__ACTIVITY__
In the entries below, find each line with the word "Utwórz" and pull it out.

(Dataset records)
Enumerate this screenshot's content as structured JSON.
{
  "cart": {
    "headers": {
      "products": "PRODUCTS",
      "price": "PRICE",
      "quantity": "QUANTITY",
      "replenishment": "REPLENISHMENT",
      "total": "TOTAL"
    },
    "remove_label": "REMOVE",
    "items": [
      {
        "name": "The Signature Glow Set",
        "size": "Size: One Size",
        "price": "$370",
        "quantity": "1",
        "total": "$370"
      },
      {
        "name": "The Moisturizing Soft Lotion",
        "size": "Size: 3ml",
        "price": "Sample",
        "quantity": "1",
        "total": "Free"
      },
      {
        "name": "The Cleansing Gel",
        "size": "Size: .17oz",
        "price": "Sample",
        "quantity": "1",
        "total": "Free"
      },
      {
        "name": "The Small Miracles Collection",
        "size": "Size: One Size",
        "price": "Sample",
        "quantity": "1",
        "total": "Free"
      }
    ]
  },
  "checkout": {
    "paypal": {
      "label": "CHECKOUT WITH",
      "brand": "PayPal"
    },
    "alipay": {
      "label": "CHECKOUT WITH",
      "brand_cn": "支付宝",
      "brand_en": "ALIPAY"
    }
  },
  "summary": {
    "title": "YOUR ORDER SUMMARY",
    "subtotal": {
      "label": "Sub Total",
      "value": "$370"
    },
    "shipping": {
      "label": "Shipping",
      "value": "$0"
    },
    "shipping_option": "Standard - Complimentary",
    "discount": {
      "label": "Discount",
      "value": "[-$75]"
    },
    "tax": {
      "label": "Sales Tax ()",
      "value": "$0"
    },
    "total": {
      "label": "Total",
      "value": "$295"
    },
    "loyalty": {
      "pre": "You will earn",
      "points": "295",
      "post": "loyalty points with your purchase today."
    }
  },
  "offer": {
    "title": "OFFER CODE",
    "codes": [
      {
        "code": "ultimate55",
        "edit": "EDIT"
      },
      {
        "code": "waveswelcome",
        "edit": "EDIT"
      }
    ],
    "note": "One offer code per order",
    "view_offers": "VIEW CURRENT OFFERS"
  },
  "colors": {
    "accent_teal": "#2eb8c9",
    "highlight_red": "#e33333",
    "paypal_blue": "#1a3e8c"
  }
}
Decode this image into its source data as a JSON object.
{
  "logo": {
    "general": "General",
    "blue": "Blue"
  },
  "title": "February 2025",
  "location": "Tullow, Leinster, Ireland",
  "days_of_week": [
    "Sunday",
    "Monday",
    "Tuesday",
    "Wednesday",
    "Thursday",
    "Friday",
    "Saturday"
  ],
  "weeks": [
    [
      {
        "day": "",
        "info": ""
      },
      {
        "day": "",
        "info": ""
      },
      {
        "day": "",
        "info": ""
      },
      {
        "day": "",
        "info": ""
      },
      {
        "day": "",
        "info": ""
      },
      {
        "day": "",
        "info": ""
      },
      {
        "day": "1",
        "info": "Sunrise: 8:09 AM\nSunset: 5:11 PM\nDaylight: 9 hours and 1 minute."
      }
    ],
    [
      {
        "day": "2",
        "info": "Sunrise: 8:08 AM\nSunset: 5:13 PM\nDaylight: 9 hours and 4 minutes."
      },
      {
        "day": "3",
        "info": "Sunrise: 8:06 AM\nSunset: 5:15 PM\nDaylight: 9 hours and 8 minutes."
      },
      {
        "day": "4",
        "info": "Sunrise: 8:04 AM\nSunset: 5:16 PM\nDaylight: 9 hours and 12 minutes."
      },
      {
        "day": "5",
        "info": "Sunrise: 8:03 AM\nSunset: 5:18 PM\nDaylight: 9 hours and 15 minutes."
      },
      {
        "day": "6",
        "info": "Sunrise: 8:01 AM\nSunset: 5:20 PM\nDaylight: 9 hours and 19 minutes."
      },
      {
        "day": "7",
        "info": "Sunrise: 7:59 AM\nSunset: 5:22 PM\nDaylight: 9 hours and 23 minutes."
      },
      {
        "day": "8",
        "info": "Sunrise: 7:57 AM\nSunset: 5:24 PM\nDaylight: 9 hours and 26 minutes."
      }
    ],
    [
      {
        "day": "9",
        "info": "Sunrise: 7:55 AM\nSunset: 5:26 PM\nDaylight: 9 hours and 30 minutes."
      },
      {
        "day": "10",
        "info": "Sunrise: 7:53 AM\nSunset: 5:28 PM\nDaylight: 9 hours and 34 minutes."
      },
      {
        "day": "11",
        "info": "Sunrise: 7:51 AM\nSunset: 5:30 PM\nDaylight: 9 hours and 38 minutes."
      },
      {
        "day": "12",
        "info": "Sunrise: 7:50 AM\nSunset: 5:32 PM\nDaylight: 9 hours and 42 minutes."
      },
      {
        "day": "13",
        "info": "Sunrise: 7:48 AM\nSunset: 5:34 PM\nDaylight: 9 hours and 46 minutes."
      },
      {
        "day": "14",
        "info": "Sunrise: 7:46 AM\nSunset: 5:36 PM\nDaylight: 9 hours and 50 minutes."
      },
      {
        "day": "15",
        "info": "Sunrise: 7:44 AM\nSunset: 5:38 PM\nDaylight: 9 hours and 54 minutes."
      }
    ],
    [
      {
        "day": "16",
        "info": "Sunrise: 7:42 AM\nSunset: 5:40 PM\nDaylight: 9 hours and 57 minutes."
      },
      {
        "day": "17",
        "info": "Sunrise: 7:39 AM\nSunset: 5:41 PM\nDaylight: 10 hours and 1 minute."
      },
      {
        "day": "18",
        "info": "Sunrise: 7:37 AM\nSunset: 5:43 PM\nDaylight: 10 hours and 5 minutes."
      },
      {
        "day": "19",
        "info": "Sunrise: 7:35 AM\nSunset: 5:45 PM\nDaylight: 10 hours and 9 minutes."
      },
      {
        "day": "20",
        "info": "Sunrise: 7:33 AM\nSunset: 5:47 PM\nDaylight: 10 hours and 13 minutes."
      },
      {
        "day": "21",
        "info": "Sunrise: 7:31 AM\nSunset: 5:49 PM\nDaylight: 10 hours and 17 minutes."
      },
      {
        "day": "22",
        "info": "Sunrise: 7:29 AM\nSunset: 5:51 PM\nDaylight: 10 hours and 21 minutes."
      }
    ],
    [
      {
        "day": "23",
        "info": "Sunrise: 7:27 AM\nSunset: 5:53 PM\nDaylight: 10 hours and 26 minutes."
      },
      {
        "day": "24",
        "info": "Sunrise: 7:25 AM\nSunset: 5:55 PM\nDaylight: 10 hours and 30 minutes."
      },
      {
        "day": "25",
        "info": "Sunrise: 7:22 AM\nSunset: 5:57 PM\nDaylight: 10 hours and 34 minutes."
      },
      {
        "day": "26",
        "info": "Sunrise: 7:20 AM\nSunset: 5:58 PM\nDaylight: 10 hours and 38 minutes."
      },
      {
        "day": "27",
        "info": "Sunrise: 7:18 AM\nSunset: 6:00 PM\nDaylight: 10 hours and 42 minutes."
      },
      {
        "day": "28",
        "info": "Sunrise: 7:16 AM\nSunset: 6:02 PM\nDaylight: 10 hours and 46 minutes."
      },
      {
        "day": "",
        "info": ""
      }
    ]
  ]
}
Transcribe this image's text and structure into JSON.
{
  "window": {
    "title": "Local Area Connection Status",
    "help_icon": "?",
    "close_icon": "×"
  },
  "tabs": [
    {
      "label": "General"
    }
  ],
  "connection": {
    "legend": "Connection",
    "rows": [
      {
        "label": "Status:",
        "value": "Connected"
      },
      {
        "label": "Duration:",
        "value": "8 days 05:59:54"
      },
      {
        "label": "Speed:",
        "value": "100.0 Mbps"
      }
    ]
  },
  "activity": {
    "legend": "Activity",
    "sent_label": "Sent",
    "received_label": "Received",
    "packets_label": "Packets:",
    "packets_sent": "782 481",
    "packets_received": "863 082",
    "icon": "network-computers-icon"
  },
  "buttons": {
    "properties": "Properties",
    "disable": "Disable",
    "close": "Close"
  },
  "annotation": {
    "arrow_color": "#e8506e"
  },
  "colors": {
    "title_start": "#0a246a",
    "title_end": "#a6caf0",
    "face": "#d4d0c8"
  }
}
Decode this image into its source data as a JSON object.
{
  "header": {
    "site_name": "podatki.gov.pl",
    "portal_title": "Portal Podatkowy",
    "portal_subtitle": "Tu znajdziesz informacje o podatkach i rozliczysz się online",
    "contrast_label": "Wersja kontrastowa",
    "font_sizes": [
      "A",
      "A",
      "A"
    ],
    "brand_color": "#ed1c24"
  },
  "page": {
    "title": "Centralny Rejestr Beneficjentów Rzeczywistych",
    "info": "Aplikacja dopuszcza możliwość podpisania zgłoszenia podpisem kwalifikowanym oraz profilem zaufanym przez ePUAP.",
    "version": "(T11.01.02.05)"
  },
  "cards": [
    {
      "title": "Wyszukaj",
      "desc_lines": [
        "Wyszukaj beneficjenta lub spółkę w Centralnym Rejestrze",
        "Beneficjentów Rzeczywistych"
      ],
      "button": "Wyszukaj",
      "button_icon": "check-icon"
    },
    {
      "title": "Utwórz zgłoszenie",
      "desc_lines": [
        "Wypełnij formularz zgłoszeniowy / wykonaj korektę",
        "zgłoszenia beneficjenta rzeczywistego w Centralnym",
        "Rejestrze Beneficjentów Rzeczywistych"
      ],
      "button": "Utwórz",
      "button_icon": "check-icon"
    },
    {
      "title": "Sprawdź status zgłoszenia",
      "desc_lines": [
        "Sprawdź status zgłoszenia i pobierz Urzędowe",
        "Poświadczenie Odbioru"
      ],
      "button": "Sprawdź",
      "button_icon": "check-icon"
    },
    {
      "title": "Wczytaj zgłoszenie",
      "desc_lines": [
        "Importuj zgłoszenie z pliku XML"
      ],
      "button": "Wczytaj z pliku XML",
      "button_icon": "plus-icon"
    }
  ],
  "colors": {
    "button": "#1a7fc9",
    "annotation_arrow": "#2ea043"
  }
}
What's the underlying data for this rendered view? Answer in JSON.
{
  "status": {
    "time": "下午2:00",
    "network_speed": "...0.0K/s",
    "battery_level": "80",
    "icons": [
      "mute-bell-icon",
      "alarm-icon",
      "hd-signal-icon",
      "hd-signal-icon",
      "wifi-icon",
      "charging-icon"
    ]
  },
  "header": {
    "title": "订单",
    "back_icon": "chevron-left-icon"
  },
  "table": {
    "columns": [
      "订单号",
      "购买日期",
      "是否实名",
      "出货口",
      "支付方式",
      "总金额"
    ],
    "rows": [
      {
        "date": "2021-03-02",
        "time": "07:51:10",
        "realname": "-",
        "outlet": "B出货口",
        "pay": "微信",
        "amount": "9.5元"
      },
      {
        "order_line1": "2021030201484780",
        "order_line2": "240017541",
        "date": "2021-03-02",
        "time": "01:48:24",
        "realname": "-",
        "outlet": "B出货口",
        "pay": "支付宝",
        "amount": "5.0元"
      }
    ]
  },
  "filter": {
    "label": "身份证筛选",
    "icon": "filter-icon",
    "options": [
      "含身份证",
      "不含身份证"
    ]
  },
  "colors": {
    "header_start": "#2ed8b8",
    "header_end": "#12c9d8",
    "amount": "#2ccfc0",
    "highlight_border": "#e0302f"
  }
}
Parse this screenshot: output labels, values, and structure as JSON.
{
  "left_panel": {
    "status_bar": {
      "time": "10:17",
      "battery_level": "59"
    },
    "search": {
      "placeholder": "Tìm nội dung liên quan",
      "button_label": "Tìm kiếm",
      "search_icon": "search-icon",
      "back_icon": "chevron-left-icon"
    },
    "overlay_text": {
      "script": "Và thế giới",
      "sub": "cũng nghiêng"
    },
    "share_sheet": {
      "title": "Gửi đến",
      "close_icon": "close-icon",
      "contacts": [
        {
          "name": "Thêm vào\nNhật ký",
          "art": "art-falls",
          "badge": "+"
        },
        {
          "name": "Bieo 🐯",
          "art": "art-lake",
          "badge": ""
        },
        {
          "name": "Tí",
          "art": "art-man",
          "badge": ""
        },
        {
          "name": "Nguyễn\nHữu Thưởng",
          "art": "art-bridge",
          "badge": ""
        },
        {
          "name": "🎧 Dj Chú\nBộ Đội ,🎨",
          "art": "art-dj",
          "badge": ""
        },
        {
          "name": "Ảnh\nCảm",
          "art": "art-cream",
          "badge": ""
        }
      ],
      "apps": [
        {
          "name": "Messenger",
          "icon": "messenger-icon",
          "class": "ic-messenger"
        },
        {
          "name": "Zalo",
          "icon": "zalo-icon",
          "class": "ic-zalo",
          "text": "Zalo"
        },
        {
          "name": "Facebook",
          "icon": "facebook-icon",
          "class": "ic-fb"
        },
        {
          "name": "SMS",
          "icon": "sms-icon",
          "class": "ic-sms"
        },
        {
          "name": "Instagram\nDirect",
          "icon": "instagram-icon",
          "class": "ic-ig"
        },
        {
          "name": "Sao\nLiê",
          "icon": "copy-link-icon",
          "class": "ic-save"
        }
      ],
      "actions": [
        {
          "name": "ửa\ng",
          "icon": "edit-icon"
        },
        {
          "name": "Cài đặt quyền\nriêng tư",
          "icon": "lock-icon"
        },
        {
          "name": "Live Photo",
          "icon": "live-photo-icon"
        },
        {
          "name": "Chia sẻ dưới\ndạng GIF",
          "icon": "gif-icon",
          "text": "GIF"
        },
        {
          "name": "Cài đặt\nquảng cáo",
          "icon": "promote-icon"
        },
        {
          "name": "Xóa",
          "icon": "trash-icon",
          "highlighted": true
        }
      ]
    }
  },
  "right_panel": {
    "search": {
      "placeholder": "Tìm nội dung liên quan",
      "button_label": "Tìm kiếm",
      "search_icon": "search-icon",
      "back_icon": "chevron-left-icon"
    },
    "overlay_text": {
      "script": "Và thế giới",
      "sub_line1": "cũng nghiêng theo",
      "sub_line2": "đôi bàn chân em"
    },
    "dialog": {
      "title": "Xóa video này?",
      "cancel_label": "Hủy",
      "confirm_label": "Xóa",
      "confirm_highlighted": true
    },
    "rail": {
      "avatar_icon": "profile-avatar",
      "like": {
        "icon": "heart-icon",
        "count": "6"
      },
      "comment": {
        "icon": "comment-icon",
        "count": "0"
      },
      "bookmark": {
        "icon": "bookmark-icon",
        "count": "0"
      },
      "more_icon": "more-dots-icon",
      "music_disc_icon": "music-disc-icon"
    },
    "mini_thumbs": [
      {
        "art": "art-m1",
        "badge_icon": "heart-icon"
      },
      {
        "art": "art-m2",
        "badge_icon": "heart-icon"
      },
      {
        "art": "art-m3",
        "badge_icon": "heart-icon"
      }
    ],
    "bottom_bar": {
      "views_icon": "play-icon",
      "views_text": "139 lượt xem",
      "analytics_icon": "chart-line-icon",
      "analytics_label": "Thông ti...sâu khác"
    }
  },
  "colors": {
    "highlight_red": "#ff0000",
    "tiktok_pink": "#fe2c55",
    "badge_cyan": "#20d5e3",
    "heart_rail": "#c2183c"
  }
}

__EXERCISE ANSWER__
      "title": "Utwórz zgłoszenie",
      "button": "Utwórz",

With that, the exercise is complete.